BBC Radio 2 presenter David Jacobs has died at the age of 87, after a BBC television and radio career spanning seven decades.
David stepped down from his BBC Radio 2 show last month due to ill health and was surrounded by his family at home when he died, the BBC has said.
His last show was broadcast on 4 August 2013. He said, “I will not stop collecting but my sadness will be that I cannot share them with all my loyal listeners. But rest assured, I will be back from time to time.”
When Radio 1 launched in 1967 David had a late programme on Sundays. Though a Radio 1 show, this was broadcast on Radios 1 and 2 and consisted of easy listening music and interviews with guests. Between January 1985 and December 1991, Jacobs presented a daily lunchtime programme on Radio 2 of what he characterised as “our kind of music”, much of it popular tunes from musical theatre.

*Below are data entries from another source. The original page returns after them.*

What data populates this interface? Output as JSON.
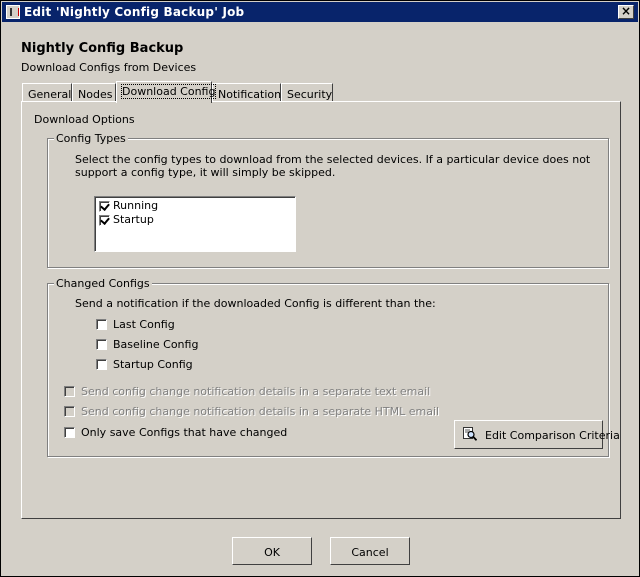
{
  "window": {
    "title": "Edit 'Nightly Config Backup' Job",
    "close_glyph": "×"
  },
  "header": {
    "title": "Nightly Config Backup",
    "subtitle": "Download Configs from Devices"
  },
  "tabs": [
    {
      "label": "General",
      "active": false
    },
    {
      "label": "Nodes",
      "active": false
    },
    {
      "label": "Download Config",
      "active": true
    },
    {
      "label": "Notifications",
      "active": false
    },
    {
      "label": "Security",
      "active": false
    }
  ],
  "download_options": {
    "title": "Download Options",
    "config_types": {
      "label": "Config Types",
      "description_line1": "Select the config types to download from the selected devices.  If a particular device does not",
      "description_line2": "support a config type, it will simply be skipped.",
      "items": [
        {
          "label": "Running",
          "checked": true
        },
        {
          "label": "Startup",
          "checked": true
        }
      ]
    },
    "changed_configs": {
      "label": "Changed Configs",
      "description": "Send a notification if the downloaded Config is different than the:",
      "options": [
        {
          "label": "Last Config",
          "checked": false
        },
        {
          "label": "Baseline Config",
          "checked": false
        },
        {
          "label": "Startup Config",
          "checked": false
        }
      ],
      "send_text_email": {
        "label": "Send config change notification details in a separate text email",
        "checked": false,
        "disabled": true
      },
      "send_html_email": {
        "label": "Send config change notification details in a separate HTML email",
        "checked": false,
        "disabled": true
      },
      "only_save_changed": {
        "label": "Only save Configs that have changed",
        "checked": false
      },
      "edit_criteria_button": "Edit Comparison Criteria"
    }
  },
  "footer": {
    "ok_label": "OK",
    "cancel_label": "Cancel"
  }
}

Speaking in July, David said: “Over the past two years Radio 2 has given me time to be treated for liver cancer and Parkinson’s Disease. My Producer, Alan Boyd, has been a tower of strength in so many ways and I thank him profusely. We shared a love of so many records and wonderful music.

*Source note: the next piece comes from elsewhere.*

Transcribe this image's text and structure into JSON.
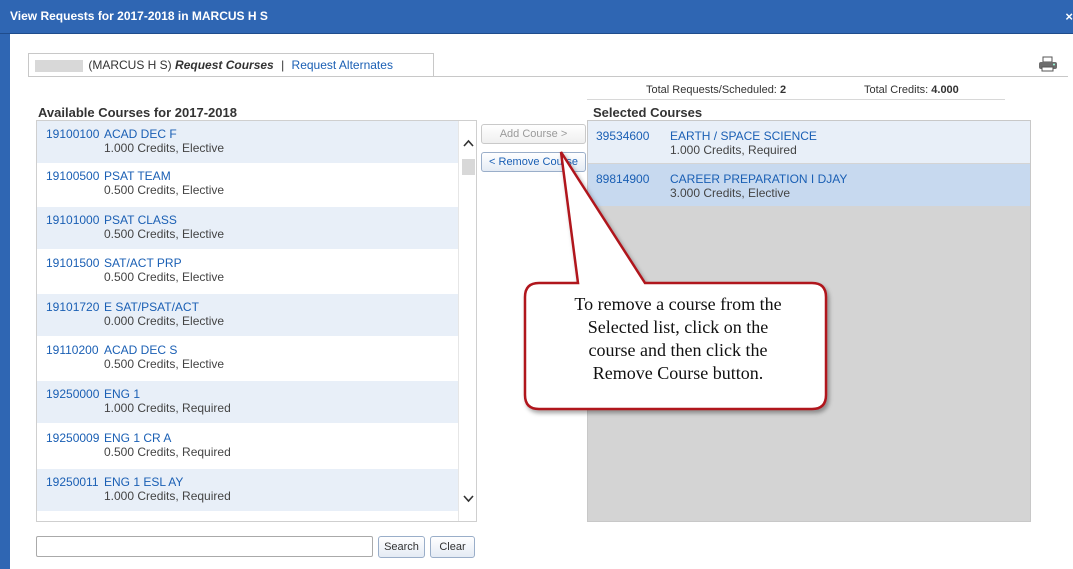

“I will not stop collecting but my sadness will be that I cannot share them with all my loyal listeners. But rest assured, I will be back from time to time.”

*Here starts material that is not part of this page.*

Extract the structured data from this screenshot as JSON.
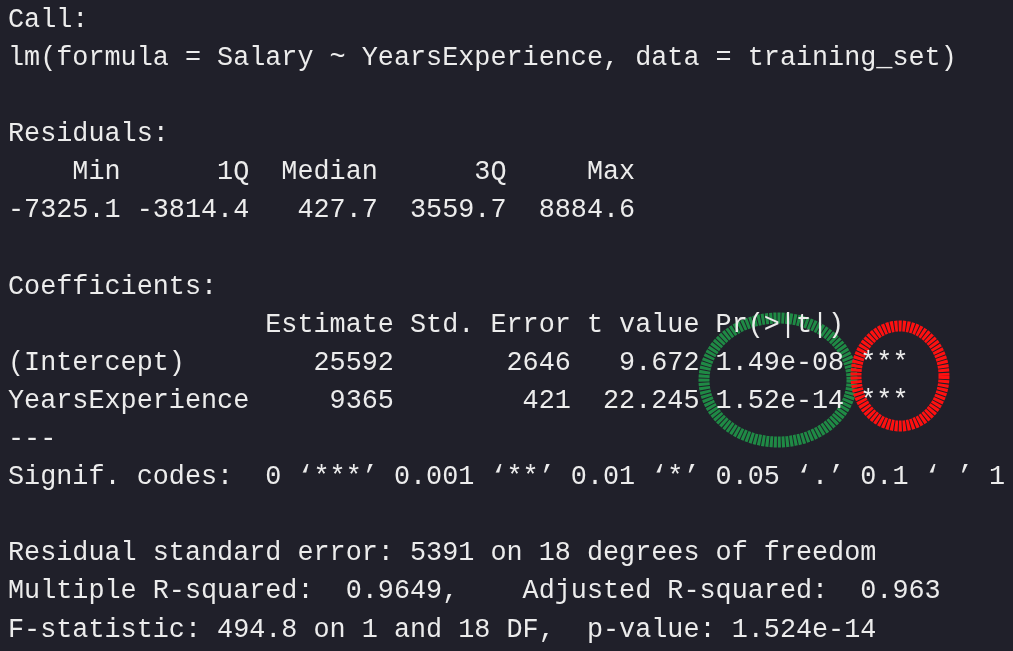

Tributes have already been made on Twitter, with former colleague Tony Blackburn saying: “Very sad to hear that David Jacobs has passed away,another great broadcaster no longer with us. I’m proud to have known him.RIP David.”
BBC 6 Music presenter Shaun Keaveny said: “David Jacobs was a truly lovely man, great broadcaster. All our love to him and his family x”
BBC director general Tony Hall said he was “one of the great broadcast personalities”.
“As a young and avid viewer of Jukebox Jury, I remember him every week scoring the hits and misses,” he said.
“And I was still listening to him just last month as he fronted his show The David Jacobs Collection on Radio 2. We shall all miss him tremendously.”
David was best known for his television work having started on the BBC presenting Juke Box Jury from 1959 to 1967 and was an original presenter on Top of the Pops. He had, between 1957 and 1961, established the chart show format of the Light Programme’s Pick of the Pops, to which he briefly returned in 1962.